»»

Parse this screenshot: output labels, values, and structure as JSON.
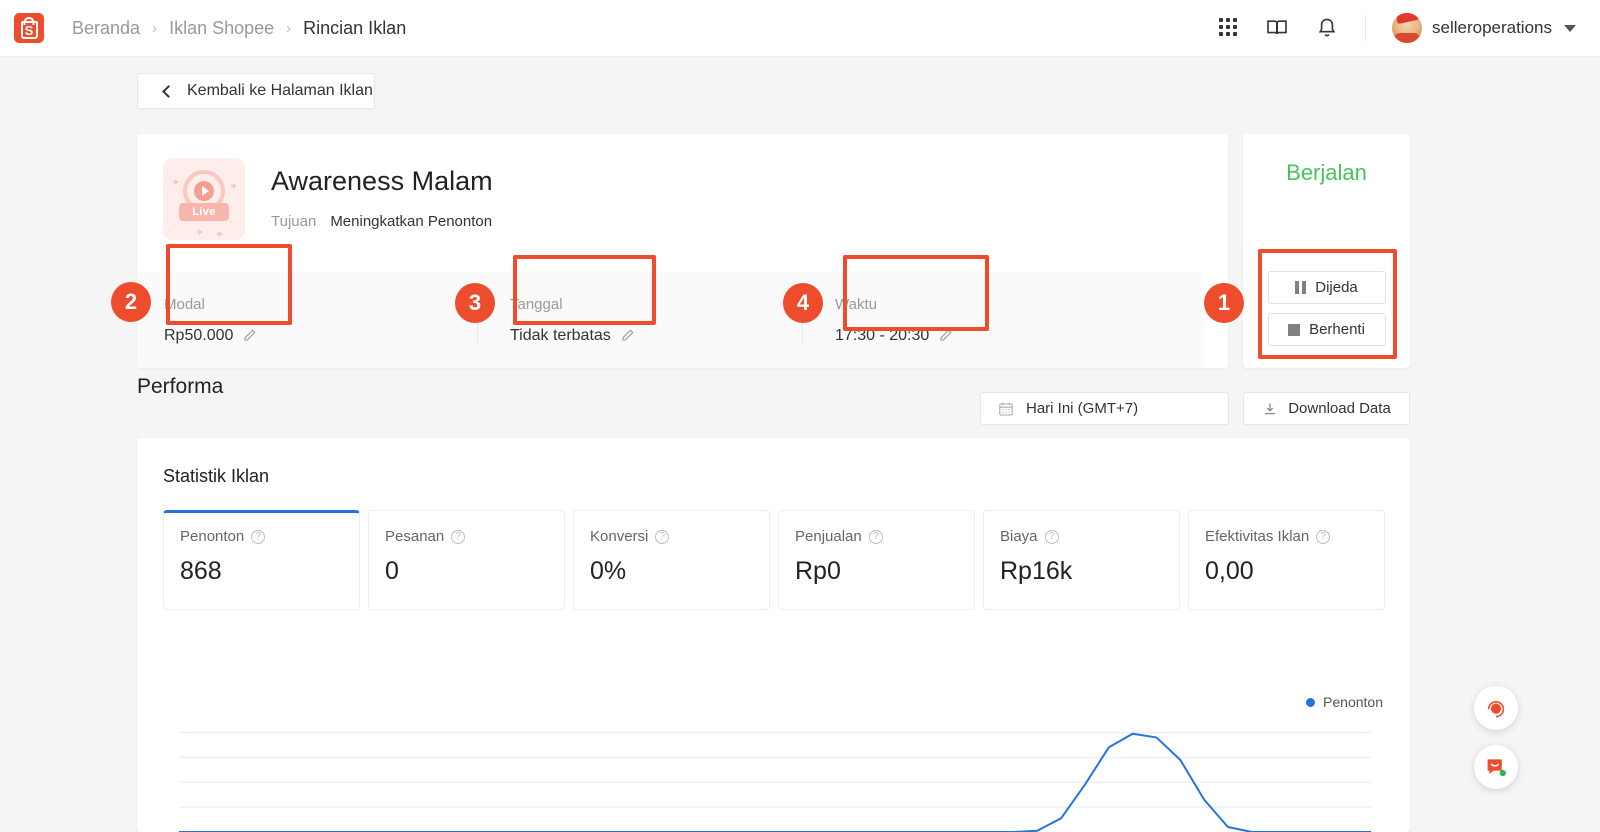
{
  "topbar": {
    "logo_alt": "shopee-logo",
    "breadcrumb": [
      {
        "label": "Beranda",
        "active": false
      },
      {
        "label": "Iklan Shopee",
        "active": false
      },
      {
        "label": "Rincian Iklan",
        "active": true
      }
    ],
    "separator": "›",
    "icons": [
      "apps-grid-icon",
      "book-icon",
      "bell-icon"
    ],
    "account_name": "selleroperations"
  },
  "back_button": {
    "label": "Kembali ke Halaman Iklan",
    "icon": "chevron-left-icon"
  },
  "campaign": {
    "title": "Awareness Malam",
    "objective_label": "Tujuan",
    "objective_value": "Meningkatkan Penonton",
    "thumb_badge": "Live",
    "info": [
      {
        "label": "Modal",
        "value": "Rp50.000",
        "edit_icon": "pencil-icon"
      },
      {
        "label": "Tanggal",
        "value": "Tidak terbatas",
        "edit_icon": "pencil-icon"
      },
      {
        "label": "Waktu",
        "value": "17:30 - 20:30",
        "edit_icon": "pencil-icon"
      }
    ]
  },
  "status": {
    "state": "Berjalan",
    "state_color": "#45c65a",
    "buttons": [
      {
        "label": "Dijeda",
        "icon": "pause-icon"
      },
      {
        "label": "Berhenti",
        "icon": "stop-icon"
      }
    ]
  },
  "performance": {
    "title": "Performa",
    "date_filter": "Hari Ini (GMT+7)",
    "date_icon": "calendar-icon",
    "download_label": "Download Data",
    "download_icon": "download-icon"
  },
  "stats": {
    "title": "Statistik Iklan",
    "help_icon": "question-circle-icon",
    "items": [
      {
        "name": "Penonton",
        "value": "868",
        "active": true
      },
      {
        "name": "Pesanan",
        "value": "0",
        "active": false
      },
      {
        "name": "Konversi",
        "value": "0%",
        "active": false
      },
      {
        "name": "Penjualan",
        "value": "Rp0",
        "active": false
      },
      {
        "name": "Biaya",
        "value": "Rp16k",
        "active": false
      },
      {
        "name": "Efektivitas Iklan",
        "value": "0,00",
        "active": false
      }
    ]
  },
  "chart_data": {
    "type": "line",
    "title": "",
    "xlabel": "",
    "ylabel": "",
    "legend": [
      {
        "name": "Penonton",
        "color": "#2673dd"
      }
    ],
    "legend_position": "top-right",
    "grid": true,
    "gridlines_y": [
      4,
      3,
      2,
      1
    ],
    "series": [
      {
        "name": "Penonton",
        "color": "#2673dd",
        "x": [
          0,
          10,
          20,
          30,
          40,
          50,
          60,
          70,
          72,
          74,
          76,
          78,
          80,
          82,
          84,
          86,
          88,
          90,
          100
        ],
        "values": [
          0,
          0,
          0,
          0,
          0,
          0,
          0,
          0,
          0.05,
          0.55,
          1.9,
          3.4,
          3.95,
          3.8,
          2.9,
          1.3,
          0.2,
          0,
          0
        ]
      }
    ],
    "ylim": [
      0,
      4.3
    ],
    "xlim": [
      0,
      100
    ]
  },
  "fabs": [
    {
      "icon": "support-headset-icon",
      "color": "#ee4d2d"
    },
    {
      "icon": "chat-icon",
      "color": "#ee4d2d",
      "badge_color": "#2fb344"
    }
  ],
  "annotations": [
    {
      "number": "1",
      "target": "status-buttons"
    },
    {
      "number": "2",
      "target": "modal-field"
    },
    {
      "number": "3",
      "target": "tanggal-field"
    },
    {
      "number": "4",
      "target": "waktu-field"
    }
  ]
}
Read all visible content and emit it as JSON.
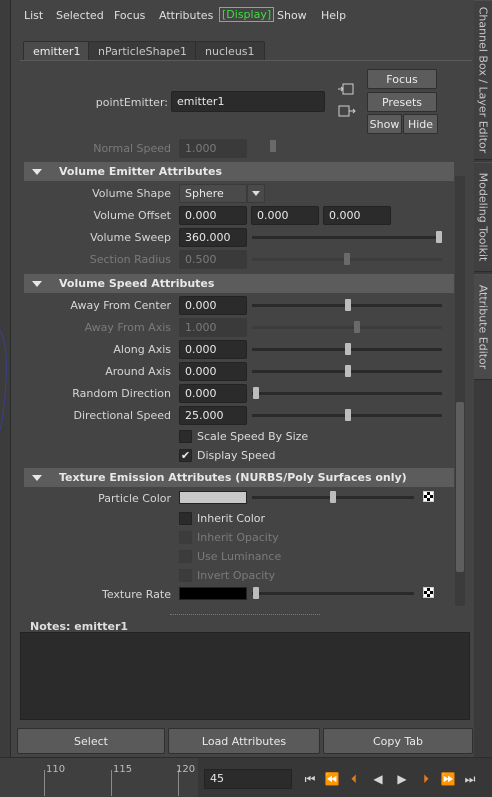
{
  "menu": [
    "List",
    "Selected",
    "Focus",
    "Attributes",
    "[Display]",
    "Show",
    "Help"
  ],
  "tabs": [
    "emitter1",
    "nParticleShape1",
    "nucleus1"
  ],
  "side_tabs": [
    "Channel Box / Layer Editor",
    "Modeling Toolkit",
    "Attribute Editor"
  ],
  "header": {
    "node_label": "pointEmitter:",
    "node_value": "emitter1",
    "focus": "Focus",
    "presets": "Presets",
    "show": "Show",
    "hide": "Hide"
  },
  "cut_row": {
    "label": "Normal Speed",
    "value": "1.000"
  },
  "volume_emitter": {
    "title": "Volume Emitter Attributes",
    "shape_label": "Volume Shape",
    "shape_value": "Sphere",
    "offset_label": "Volume Offset",
    "offset_values": [
      "0.000",
      "0.000",
      "0.000"
    ],
    "sweep_label": "Volume Sweep",
    "sweep_value": "360.000",
    "radius_label": "Section Radius",
    "radius_value": "0.500"
  },
  "volume_speed": {
    "title": "Volume Speed Attributes",
    "rows": [
      {
        "label": "Away From Center",
        "value": "0.000",
        "dim": false,
        "pos": 0.5
      },
      {
        "label": "Away From Axis",
        "value": "1.000",
        "dim": true,
        "pos": 0.55
      },
      {
        "label": "Along Axis",
        "value": "0.000",
        "dim": false,
        "pos": 0.5
      },
      {
        "label": "Around Axis",
        "value": "0.000",
        "dim": false,
        "pos": 0.5
      },
      {
        "label": "Random Direction",
        "value": "0.000",
        "dim": false,
        "pos": 0.0
      },
      {
        "label": "Directional Speed",
        "value": "25.000",
        "dim": false,
        "pos": 0.5
      }
    ],
    "scale_speed_label": "Scale Speed By Size",
    "scale_speed_checked": false,
    "display_speed_label": "Display Speed",
    "display_speed_checked": true
  },
  "texture_emission": {
    "title": "Texture Emission Attributes (NURBS/Poly Surfaces only)",
    "particle_color_label": "Particle Color",
    "particle_color": "#c8c8c8",
    "inherit_color": "Inherit Color",
    "inherit_opacity": "Inherit Opacity",
    "use_luminance": "Use Luminance",
    "invert_opacity": "Invert Opacity",
    "texture_rate_label": "Texture Rate",
    "texture_rate_color": "#000000"
  },
  "notes": {
    "label": "Notes:",
    "node": "emitter1"
  },
  "bottom_buttons": {
    "select": "Select",
    "load": "Load Attributes",
    "copy": "Copy Tab"
  },
  "timeline": {
    "ticks": [
      "110",
      "115",
      "120"
    ],
    "current_frame": "45"
  },
  "colors": {
    "display_menu": "#3be03b",
    "accent_playhead": "#e07a1a"
  }
}
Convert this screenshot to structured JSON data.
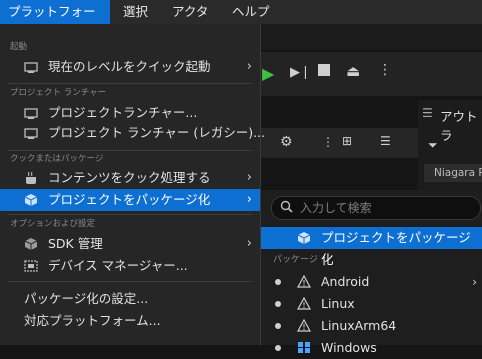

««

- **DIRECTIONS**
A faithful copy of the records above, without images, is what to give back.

- **WRITTEN SOLUTION**
Parse this screenshot: output labels, values, and structure as JSON.
{
  "topbar": {
    "logo_alt": "shopee-logo",
    "breadcrumb": [
      {
        "label": "Beranda",
        "active": false
      },
      {
        "label": "Iklan Shopee",
        "active": false
      },
      {
        "label": "Rincian Iklan",
        "active": true
      }
    ],
    "separator": "›",
    "icons": [
      "apps-grid-icon",
      "book-icon",
      "bell-icon"
    ],
    "account_name": "selleroperations"
  },
  "back_button": {
    "label": "Kembali ke Halaman Iklan",
    "icon": "chevron-left-icon"
  },
  "campaign": {
    "title": "Awareness Malam",
    "objective_label": "Tujuan",
    "objective_value": "Meningkatkan Penonton",
    "thumb_badge": "Live",
    "info": [
      {
        "label": "Modal",
        "value": "Rp50.000",
        "edit_icon": "pencil-icon"
      },
      {
        "label": "Tanggal",
        "value": "Tidak terbatas",
        "edit_icon": "pencil-icon"
      },
      {
        "label": "Waktu",
        "value": "17:30 - 20:30",
        "edit_icon": "pencil-icon"
      }
    ]
  },
  "status": {
    "state": "Berjalan",
    "state_color": "#45c65a",
    "buttons": [
      {
        "label": "Dijeda",
        "icon": "pause-icon"
      },
      {
        "label": "Berhenti",
        "icon": "stop-icon"
      }
    ]
  },
  "performance": {
    "title": "Performa",
    "date_filter": "Hari Ini (GMT+7)",
    "date_icon": "calendar-icon",
    "download_label": "Download Data",
    "download_icon": "download-icon"
  },
  "stats": {
    "title": "Statistik Iklan",
    "help_icon": "question-circle-icon",
    "items": [
      {
        "name": "Penonton",
        "value": "868",
        "active": true
      },
      {
        "name": "Pesanan",
        "value": "0",
        "active": false
      },
      {
        "name": "Konversi",
        "value": "0%",
        "active": false
      },
      {
        "name": "Penjualan",
        "value": "Rp0",
        "active": false
      },
      {
        "name": "Biaya",
        "value": "Rp16k",
        "active": false
      },
      {
        "name": "Efektivitas Iklan",
        "value": "0,00",
        "active": false
      }
    ]
  },
  "chart_data": {
    "type": "line",
    "title": "",
    "xlabel": "",
    "ylabel": "",
    "legend": [
      {
        "name": "Penonton",
        "color": "#2673dd"
      }
    ],
    "legend_position": "top-right",
    "grid": true,
    "gridlines_y": [
      4,
      3,
      2,
      1
    ],
    "series": [
      {
        "name": "Penonton",
        "color": "#2673dd",
        "x": [
          0,
          10,
          20,
          30,
          40,
          50,
          60,
          70,
          72,
          74,
          76,
          78,
          80,
          82,
          84,
          86,
          88,
          90,
          100
        ],
        "values": [
          0,
          0,
          0,
          0,
          0,
          0,
          0,
          0,
          0.05,
          0.55,
          1.9,
          3.4,
          3.95,
          3.8,
          2.9,
          1.3,
          0.2,
          0,
          0
        ]
      }
    ],
    "ylim": [
      0,
      4.3
    ],
    "xlim": [
      0,
      100
    ]
  },
  "fabs": [
    {
      "icon": "support-headset-icon",
      "color": "#ee4d2d"
    },
    {
      "icon": "chat-icon",
      "color": "#ee4d2d",
      "badge_color": "#2fb344"
    }
  ],
  "annotations": [
    {
      "number": "1",
      "target": "status-buttons"
    },
    {
      "number": "2",
      "target": "modal-field"
    },
    {
      "number": "3",
      "target": "tanggal-field"
    },
    {
      "number": "4",
      "target": "waktu-field"
    }
  ]
}
Read all visible content and emit it as JSON.
{
  "menu": [
    "List",
    "Selected",
    "Focus",
    "Attributes",
    "[Display]",
    "Show",
    "Help"
  ],
  "tabs": [
    "emitter1",
    "nParticleShape1",
    "nucleus1"
  ],
  "side_tabs": [
    "Channel Box / Layer Editor",
    "Modeling Toolkit",
    "Attribute Editor"
  ],
  "header": {
    "node_label": "pointEmitter:",
    "node_value": "emitter1",
    "focus": "Focus",
    "presets": "Presets",
    "show": "Show",
    "hide": "Hide"
  },
  "cut_row": {
    "label": "Normal Speed",
    "value": "1.000"
  },
  "volume_emitter": {
    "title": "Volume Emitter Attributes",
    "shape_label": "Volume Shape",
    "shape_value": "Sphere",
    "offset_label": "Volume Offset",
    "offset_values": [
      "0.000",
      "0.000",
      "0.000"
    ],
    "sweep_label": "Volume Sweep",
    "sweep_value": "360.000",
    "radius_label": "Section Radius",
    "radius_value": "0.500"
  },
  "volume_speed": {
    "title": "Volume Speed Attributes",
    "rows": [
      {
        "label": "Away From Center",
        "value": "0.000",
        "dim": false,
        "pos": 0.5
      },
      {
        "label": "Away From Axis",
        "value": "1.000",
        "dim": true,
        "pos": 0.55
      },
      {
        "label": "Along Axis",
        "value": "0.000",
        "dim": false,
        "pos": 0.5
      },
      {
        "label": "Around Axis",
        "value": "0.000",
        "dim": false,
        "pos": 0.5
      },
      {
        "label": "Random Direction",
        "value": "0.000",
        "dim": false,
        "pos": 0.0
      },
      {
        "label": "Directional Speed",
        "value": "25.000",
        "dim": false,
        "pos": 0.5
      }
    ],
    "scale_speed_label": "Scale Speed By Size",
    "scale_speed_checked": false,
    "display_speed_label": "Display Speed",
    "display_speed_checked": true
  },
  "texture_emission": {
    "title": "Texture Emission Attributes (NURBS/Poly Surfaces only)",
    "particle_color_label": "Particle Color",
    "particle_color": "#c8c8c8",
    "inherit_color": "Inherit Color",
    "inherit_opacity": "Inherit Opacity",
    "use_luminance": "Use Luminance",
    "invert_opacity": "Invert Opacity",
    "texture_rate_label": "Texture Rate",
    "texture_rate_color": "#000000"
  },
  "notes": {
    "label": "Notes:",
    "node": "emitter1"
  },
  "bottom_buttons": {
    "select": "Select",
    "load": "Load Attributes",
    "copy": "Copy Tab"
  },
  "timeline": {
    "ticks": [
      "110",
      "115",
      "120"
    ],
    "current_frame": "45"
  },
  "colors": {
    "display_menu": "#3be03b",
    "accent_playhead": "#e07a1a"
  }
}
Convert this screenshot to structured JSON data.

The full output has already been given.